Support The World's Smartest Network

Help the New York Academy of Sciences bring late-breaking scientific information about the COVID-19 pandemic to global audiences. Please make a tax-deductible gift today.

This site uses cookies.
Learn more.


This website uses cookies. Some of the cookies we use are essential for parts of the website to operate while others offer you a better browsing experience. You give us your permission to use cookies, by continuing to use our website after you have received the cookie notification. To find out more about cookies on this website and how to change your cookie settings, see our Privacy policy and Terms of Use.

We encourage you to learn more about cookies on our site in our Privacy policy and Terms of Use.

Academy and PML Consortium to Host Conference on Serious Neurological Disease Affecting Patients with Compromised Immune Systems

Industry and academia come together to address novel issues, current challenges and future directions of research and treatment for progressive multifocal leukoencephalopathy.

Published May 29, 2013

NEW YORK, May 29, 2013—On June 19 – 20, the New York Academy of Sciences will jointly present a conference on Progressive Multifocal Leukoencephalopathy to discuss scientific advances regarding this debilitating and often fatal neurological disease.

Progressive multifocal leukoencephalopathy (PML) is a rare demyelinating disease of the brain with no known cure, often resulting in severe disability or death. PML is caused by infection of the JC polyomavirus (JCV), of which 60% percent of the population has been exposed. Despite the high prevalence of JCV infection, incidence of PML in the general population is very low. Patients with compromised immune systems, such as individuals with HIV-1 infection/AIDS, autoimmune conditions, or those undergoing chemotherapy or other immune-suppressive treatments, are at the greatest risk.

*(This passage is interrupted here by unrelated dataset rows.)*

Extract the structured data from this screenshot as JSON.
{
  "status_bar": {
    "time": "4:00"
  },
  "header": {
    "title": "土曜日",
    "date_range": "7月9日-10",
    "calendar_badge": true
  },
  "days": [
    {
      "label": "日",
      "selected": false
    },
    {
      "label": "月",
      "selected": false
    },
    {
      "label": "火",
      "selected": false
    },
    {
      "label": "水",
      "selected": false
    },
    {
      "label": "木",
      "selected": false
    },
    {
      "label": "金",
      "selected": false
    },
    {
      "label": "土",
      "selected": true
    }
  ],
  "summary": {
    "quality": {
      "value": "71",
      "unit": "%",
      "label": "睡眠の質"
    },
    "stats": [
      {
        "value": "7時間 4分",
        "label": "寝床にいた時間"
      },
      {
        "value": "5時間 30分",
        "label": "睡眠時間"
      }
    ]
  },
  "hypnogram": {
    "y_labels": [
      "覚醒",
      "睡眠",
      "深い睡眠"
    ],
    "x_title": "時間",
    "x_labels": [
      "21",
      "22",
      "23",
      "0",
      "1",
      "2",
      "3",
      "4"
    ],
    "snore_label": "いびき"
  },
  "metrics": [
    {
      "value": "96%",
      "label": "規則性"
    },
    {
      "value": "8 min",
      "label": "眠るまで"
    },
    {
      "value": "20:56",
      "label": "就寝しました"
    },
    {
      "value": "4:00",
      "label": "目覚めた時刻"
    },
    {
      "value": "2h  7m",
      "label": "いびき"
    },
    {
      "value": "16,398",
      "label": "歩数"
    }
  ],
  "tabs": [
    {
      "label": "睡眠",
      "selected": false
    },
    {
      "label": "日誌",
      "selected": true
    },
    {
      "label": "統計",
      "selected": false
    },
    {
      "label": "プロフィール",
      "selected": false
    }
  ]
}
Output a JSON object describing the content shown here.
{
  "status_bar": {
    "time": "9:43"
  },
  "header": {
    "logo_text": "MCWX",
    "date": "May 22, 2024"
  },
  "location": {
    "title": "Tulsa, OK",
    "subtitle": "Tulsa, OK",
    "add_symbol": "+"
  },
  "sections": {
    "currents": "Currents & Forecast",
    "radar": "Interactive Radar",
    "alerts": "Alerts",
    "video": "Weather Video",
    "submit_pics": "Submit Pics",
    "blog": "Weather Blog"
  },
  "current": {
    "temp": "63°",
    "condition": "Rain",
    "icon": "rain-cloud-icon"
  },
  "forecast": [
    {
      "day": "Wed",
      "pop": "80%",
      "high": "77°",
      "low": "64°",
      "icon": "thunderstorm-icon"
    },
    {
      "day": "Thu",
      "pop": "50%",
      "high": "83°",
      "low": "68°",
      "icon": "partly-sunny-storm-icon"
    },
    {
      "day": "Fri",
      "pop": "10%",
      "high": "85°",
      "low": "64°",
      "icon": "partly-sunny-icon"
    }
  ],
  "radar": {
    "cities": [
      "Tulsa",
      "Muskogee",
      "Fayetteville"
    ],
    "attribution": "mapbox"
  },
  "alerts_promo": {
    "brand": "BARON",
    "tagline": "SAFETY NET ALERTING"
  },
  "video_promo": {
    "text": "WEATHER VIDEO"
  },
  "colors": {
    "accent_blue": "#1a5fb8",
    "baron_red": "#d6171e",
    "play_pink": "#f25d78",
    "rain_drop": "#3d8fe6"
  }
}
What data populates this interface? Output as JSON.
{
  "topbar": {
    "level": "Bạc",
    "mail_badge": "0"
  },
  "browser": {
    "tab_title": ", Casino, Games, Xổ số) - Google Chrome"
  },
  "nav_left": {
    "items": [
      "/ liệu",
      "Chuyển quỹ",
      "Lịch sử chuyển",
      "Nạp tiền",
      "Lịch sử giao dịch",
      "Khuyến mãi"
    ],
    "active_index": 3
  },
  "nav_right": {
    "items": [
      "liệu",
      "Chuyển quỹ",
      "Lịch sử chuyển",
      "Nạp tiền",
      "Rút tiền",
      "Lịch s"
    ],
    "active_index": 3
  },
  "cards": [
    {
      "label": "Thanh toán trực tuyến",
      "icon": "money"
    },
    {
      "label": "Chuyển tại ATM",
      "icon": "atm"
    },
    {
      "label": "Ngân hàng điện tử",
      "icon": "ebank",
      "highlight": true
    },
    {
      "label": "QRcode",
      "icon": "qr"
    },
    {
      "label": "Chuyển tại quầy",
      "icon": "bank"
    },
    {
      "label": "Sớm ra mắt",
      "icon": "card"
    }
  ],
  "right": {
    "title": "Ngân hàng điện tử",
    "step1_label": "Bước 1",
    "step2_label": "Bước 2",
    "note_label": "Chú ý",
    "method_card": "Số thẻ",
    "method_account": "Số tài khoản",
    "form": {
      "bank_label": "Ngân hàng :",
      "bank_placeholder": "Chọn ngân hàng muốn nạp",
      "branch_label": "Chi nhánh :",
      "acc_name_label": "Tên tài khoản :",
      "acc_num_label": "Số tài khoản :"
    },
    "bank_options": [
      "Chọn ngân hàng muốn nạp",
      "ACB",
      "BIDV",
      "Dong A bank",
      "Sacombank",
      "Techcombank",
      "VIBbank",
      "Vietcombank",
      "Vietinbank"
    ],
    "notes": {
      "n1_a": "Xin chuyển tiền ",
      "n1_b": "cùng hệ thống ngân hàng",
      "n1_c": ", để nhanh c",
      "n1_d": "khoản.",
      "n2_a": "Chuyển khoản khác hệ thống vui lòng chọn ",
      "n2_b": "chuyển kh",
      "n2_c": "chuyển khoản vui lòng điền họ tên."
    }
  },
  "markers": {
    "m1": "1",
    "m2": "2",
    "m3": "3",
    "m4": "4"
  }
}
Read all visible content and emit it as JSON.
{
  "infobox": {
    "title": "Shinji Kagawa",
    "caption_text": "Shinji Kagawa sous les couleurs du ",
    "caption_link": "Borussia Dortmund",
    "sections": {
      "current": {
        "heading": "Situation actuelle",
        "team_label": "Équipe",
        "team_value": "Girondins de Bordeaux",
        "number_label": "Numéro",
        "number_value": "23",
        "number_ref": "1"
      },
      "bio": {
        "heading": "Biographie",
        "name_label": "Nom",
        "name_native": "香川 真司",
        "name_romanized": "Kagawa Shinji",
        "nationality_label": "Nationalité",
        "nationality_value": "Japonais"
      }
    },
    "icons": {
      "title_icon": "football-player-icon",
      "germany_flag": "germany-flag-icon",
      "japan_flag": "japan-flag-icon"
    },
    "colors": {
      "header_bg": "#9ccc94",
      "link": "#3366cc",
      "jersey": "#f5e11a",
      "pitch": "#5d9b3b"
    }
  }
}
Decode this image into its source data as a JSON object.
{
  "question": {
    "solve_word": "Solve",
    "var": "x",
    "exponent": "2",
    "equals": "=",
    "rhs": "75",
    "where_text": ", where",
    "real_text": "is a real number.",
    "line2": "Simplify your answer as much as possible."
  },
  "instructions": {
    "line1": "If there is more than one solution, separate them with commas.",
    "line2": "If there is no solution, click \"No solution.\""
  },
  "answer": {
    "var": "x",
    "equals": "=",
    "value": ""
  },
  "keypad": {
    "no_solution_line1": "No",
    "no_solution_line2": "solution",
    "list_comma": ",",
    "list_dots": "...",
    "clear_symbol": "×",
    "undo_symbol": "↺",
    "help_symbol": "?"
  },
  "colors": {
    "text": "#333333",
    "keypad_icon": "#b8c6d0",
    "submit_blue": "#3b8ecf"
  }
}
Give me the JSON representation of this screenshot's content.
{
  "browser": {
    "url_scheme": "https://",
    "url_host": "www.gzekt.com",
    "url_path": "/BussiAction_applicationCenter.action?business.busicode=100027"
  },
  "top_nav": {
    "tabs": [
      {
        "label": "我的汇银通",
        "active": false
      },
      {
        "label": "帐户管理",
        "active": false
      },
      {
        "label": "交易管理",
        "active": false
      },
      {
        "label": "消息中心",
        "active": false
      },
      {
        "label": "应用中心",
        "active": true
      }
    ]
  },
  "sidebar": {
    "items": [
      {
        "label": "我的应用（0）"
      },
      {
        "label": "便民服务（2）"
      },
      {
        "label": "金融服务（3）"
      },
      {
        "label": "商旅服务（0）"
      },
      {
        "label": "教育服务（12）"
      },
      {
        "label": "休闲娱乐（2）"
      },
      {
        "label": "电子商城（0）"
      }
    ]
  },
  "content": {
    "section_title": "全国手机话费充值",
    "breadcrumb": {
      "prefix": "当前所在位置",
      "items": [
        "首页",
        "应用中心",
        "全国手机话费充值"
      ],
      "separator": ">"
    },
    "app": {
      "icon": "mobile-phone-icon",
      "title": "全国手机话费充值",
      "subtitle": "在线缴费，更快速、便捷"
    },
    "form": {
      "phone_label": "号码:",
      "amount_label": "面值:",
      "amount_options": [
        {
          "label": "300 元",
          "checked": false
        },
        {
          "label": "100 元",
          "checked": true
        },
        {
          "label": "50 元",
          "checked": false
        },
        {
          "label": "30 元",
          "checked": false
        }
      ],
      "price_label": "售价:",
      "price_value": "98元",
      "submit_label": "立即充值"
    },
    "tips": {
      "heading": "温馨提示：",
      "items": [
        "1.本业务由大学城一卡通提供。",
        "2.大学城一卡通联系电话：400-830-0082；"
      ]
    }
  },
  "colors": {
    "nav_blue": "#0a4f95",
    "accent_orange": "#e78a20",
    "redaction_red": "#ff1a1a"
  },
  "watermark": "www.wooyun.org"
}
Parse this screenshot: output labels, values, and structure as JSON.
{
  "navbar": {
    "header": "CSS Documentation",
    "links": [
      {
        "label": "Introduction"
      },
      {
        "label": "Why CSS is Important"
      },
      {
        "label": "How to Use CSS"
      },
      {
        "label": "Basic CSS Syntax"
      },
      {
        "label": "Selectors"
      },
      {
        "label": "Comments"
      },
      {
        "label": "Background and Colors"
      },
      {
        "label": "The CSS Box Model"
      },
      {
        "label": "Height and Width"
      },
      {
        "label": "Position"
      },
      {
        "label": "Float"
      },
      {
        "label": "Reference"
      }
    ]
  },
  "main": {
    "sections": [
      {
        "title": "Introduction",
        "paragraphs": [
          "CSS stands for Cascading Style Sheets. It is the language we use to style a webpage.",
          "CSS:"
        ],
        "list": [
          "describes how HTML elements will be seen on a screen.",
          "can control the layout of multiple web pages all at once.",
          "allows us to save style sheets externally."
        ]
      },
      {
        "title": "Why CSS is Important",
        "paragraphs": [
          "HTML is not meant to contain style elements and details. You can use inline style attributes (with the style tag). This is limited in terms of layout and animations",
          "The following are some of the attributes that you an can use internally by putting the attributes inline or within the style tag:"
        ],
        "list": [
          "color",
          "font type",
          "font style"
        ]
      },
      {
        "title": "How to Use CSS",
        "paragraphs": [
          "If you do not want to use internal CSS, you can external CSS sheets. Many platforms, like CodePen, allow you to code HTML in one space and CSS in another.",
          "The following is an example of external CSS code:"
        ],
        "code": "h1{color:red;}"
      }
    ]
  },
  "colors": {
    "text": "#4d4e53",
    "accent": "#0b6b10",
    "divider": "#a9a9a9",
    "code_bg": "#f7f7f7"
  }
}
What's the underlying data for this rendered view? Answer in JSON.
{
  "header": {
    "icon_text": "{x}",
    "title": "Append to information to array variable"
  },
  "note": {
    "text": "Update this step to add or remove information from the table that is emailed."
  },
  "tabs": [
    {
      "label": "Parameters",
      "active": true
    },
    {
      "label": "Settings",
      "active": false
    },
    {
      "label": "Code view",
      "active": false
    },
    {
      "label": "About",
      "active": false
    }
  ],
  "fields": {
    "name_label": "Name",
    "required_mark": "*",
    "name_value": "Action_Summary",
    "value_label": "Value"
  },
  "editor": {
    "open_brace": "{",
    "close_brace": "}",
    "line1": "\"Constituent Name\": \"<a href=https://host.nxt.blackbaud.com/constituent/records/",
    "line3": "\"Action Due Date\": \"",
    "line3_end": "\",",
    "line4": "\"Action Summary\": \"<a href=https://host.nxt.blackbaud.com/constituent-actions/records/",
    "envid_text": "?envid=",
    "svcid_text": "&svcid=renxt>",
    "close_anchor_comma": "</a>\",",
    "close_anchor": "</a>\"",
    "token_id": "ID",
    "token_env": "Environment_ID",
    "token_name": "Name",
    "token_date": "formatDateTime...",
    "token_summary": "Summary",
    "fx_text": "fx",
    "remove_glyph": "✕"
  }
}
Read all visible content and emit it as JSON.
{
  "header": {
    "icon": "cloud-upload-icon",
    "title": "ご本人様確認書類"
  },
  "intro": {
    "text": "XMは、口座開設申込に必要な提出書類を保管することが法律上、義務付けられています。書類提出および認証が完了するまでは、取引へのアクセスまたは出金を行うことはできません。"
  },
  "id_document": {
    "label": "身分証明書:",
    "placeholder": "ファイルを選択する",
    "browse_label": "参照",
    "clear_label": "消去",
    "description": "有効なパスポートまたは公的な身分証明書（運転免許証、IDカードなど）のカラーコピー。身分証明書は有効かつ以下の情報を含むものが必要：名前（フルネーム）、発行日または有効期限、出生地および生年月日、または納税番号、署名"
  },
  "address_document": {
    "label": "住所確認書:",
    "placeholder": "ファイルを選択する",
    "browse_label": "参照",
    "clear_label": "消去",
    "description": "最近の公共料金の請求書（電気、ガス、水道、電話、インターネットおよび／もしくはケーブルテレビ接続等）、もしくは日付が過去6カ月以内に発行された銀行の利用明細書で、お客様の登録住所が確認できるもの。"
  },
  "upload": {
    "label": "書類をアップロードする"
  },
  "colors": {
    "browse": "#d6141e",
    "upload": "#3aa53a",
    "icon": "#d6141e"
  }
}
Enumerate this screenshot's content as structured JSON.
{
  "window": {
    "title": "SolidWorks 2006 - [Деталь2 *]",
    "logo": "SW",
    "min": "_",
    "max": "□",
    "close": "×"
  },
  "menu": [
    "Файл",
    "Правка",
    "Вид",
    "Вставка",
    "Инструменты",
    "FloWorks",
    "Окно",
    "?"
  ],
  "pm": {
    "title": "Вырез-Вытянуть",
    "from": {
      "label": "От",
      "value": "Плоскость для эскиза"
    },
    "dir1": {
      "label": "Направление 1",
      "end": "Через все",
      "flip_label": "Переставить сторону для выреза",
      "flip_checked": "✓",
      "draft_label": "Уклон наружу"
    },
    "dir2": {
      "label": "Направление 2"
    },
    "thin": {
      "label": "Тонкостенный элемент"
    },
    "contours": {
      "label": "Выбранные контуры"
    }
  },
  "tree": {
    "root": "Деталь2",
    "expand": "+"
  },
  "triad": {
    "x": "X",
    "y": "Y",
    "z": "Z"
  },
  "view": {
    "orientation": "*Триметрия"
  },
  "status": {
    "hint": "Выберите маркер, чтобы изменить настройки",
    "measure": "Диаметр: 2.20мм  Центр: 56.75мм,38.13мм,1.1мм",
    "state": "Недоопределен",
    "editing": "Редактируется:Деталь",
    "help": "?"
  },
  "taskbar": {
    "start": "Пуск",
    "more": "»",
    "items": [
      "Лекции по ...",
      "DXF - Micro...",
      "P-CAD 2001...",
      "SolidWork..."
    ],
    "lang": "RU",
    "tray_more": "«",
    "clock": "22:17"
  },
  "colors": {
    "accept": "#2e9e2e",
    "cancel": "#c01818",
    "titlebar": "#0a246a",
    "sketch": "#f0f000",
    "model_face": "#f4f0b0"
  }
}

In recent years, the expanding use of immunosuppressive drugs has increased the number of people at risk of developing PML.

"The PML Consortium is pleased to host this conference with the New York Academy of Sciences on this rare but significant disease," says Teresa Compton, PhD, Chair of the Conference Planning Committee and Vice President, Translational Sciences and Virology at Biogen Idec. "The conference will bring together clinical and basic researchers for presentation of new findings and a robust discussion of the challenges and future directions of research relevant to JCV biology, PML risk mitigation, and clinical management."

Investigators, including basic science researchers, clinicians, physicians, epidemiologists, and regulatory experts from academia, industry, and government will "tackle the resolution of how a viral-induced brain infection has become a substantial road block to the use of valuable therapies for underlying conditions like MS, cancers, and rheumatic diseases," says conference speaker Eugene O. Major, PhD, Senior Investigator, National Institute of Neurological Disorders and Stroke, NIH.

"Following on the footsteps of a meeting sponsored jointly by the FDA and EMA in 2011, this PML meeting should bring clarity and consensus on specific research pathways to move ahead. We should all be eager to move in that direction," says Major.

The meeting will feature a series of plenary lectures, short presentations selected from late-breaking abstract submissions, a poster session, and a closing panel discussion.

For more information, including a full conference agenda, please visit:

Media must RSVP to Diana Friedman (; 212-298-8645).


#  # # 

About the PML Consortium

The PML Consortium is a joint multi-institution effort between Biogen Idec, Bristol-Myers Squibb, Elan Pharmaceuticals, Pfizer, MedImmune and Roche which is intended to enhance the understanding of, and to identify more effective methods of predicting, and eventually, preventing and treating PML. The Consortium was formed in 2009 out of a recognition of the importance of addressing PML and the benefits of a collaborative approach to obtain sufficient data and samples to conduct research to comprehensively evaluate the disease and identify new potential risk factors. By pooling resources and sharing data, the Consortium hopes to make significant progress in understanding how to better minimize the risk of PML for patients, and to achieve the best care and protection for patients. For more information, please visit


About the New York Academy of Sciences

The New York Academy of Sciences is an independent, not-for-profit organization that since 1817 has been committed to advancing science, technology, and society worldwide. With 25,000 members in 140 countries, the Academy is creating a global community of science for the benefit of humanity. The Academy's core mission is to advance scientific knowledge, positively impact the major global challenges of society with science-based solutions, and increase the number of scientifically informed individuals in society at large. Please visit us online at